The song’s sparse arrangement – a rhythmic classical guitar and a subtle jazz drum kit with accents of piano – builds gradually to accommodate male (Joao Gilberto) and female (Astrud Gilberto) vocal performances in Portuguese and English respectively and a soaring saxophone solo by Stan Getz.
(This is the long-form, bilingual album version.)
As a personal aside, thanks in part to this YouTube, I recently learned to play the song on the guitar.
It’s not a novice piece, but oddly enough, thanks to my long-time scholarship of the music of the Police and their harmonically expressive guitar work, the chordal subtleties came easily to me.

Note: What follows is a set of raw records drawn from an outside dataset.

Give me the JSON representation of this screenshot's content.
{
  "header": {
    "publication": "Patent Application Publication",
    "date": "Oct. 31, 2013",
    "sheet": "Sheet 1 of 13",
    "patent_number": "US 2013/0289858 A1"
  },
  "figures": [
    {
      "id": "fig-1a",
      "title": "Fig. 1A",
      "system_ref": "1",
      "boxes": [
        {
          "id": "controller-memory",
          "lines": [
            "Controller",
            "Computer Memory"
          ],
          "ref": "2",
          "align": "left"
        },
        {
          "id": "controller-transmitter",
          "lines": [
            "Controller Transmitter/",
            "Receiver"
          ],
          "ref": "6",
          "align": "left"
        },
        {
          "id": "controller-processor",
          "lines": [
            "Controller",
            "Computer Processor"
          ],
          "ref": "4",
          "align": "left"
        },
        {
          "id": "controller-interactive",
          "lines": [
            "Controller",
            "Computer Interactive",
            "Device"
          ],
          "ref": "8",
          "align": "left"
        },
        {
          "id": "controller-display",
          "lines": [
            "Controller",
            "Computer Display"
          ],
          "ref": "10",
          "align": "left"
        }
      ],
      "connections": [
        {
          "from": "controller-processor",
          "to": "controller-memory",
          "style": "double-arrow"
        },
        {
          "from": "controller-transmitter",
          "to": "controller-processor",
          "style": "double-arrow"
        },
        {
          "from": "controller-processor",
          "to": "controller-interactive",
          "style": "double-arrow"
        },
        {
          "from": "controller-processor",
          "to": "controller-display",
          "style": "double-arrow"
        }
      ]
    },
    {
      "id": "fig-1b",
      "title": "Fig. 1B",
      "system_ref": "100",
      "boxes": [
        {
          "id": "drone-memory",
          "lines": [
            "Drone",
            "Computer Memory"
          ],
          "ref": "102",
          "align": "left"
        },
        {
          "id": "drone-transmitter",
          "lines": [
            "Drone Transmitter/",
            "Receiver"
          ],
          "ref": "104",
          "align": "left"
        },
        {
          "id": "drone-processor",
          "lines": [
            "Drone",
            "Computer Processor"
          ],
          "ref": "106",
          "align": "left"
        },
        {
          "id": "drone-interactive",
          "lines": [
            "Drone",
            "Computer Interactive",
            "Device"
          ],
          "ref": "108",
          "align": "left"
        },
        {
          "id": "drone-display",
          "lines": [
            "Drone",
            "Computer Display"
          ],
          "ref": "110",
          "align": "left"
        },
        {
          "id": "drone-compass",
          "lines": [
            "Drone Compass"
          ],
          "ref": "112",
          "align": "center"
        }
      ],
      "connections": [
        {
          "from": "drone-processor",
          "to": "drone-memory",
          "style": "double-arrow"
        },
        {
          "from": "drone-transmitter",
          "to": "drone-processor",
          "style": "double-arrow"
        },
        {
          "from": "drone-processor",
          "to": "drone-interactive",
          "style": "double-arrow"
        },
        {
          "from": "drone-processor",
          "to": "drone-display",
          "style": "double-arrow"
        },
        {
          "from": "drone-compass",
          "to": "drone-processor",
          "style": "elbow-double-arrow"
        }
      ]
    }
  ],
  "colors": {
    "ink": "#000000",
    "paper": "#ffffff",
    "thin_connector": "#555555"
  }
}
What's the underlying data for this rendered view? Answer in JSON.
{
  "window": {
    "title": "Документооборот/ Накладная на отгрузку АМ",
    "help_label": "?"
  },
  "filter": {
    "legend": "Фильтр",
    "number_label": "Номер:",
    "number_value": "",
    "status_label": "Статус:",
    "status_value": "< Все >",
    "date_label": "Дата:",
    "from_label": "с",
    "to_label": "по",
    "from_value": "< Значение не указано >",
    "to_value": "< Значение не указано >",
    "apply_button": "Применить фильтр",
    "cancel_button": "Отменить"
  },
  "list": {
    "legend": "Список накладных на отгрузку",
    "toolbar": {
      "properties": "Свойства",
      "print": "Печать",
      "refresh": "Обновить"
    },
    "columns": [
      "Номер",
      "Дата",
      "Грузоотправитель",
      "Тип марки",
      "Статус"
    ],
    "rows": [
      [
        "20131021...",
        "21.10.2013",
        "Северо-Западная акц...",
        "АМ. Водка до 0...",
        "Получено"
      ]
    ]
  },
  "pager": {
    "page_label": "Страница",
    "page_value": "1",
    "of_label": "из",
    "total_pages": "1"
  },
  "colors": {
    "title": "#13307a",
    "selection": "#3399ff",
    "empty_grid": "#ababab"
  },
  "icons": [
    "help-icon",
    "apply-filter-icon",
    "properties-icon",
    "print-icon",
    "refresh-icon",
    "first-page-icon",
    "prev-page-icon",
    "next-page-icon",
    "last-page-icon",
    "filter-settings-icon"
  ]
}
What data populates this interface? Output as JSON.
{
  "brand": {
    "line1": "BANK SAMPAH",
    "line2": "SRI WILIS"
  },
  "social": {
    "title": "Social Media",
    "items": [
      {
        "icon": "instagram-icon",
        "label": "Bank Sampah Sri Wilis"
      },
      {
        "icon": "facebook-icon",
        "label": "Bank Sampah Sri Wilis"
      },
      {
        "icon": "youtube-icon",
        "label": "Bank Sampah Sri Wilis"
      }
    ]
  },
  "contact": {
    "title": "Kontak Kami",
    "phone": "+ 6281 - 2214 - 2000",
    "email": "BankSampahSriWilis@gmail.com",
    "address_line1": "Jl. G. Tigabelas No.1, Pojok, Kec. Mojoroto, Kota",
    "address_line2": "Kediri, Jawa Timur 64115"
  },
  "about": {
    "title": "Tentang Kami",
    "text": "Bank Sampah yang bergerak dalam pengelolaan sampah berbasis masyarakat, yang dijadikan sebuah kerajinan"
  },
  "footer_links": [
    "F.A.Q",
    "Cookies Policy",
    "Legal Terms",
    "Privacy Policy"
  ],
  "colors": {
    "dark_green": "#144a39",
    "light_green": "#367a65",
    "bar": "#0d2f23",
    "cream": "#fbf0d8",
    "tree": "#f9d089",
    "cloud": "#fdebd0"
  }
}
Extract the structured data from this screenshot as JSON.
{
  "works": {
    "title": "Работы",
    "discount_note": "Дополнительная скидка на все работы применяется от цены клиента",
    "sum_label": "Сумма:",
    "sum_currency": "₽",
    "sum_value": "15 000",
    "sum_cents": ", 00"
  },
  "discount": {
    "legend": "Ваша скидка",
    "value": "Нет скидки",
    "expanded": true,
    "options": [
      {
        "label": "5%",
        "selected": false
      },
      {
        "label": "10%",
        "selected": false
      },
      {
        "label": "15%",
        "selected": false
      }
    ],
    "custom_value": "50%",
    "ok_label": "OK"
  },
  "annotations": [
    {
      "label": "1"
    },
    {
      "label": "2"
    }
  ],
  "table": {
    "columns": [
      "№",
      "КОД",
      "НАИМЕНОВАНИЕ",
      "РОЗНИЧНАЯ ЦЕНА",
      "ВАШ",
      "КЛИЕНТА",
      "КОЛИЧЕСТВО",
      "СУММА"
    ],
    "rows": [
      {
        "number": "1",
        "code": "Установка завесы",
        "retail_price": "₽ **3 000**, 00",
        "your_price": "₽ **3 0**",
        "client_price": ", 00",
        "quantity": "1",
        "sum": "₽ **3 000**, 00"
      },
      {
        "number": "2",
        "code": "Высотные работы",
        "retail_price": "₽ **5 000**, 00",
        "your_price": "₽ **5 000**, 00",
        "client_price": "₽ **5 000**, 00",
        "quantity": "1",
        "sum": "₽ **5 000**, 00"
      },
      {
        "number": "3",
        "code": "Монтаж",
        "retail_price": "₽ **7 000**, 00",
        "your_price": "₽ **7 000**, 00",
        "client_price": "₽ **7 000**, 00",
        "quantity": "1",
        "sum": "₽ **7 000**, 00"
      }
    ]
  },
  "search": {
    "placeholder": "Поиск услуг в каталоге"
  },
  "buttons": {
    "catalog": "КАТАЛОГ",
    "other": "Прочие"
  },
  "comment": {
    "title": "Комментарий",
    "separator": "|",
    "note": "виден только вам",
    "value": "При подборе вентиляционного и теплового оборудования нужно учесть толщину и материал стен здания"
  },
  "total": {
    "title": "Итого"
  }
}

I was actually playing it this morning before I went to work. I’m telling you right now, just playing that song makes you feel sexy.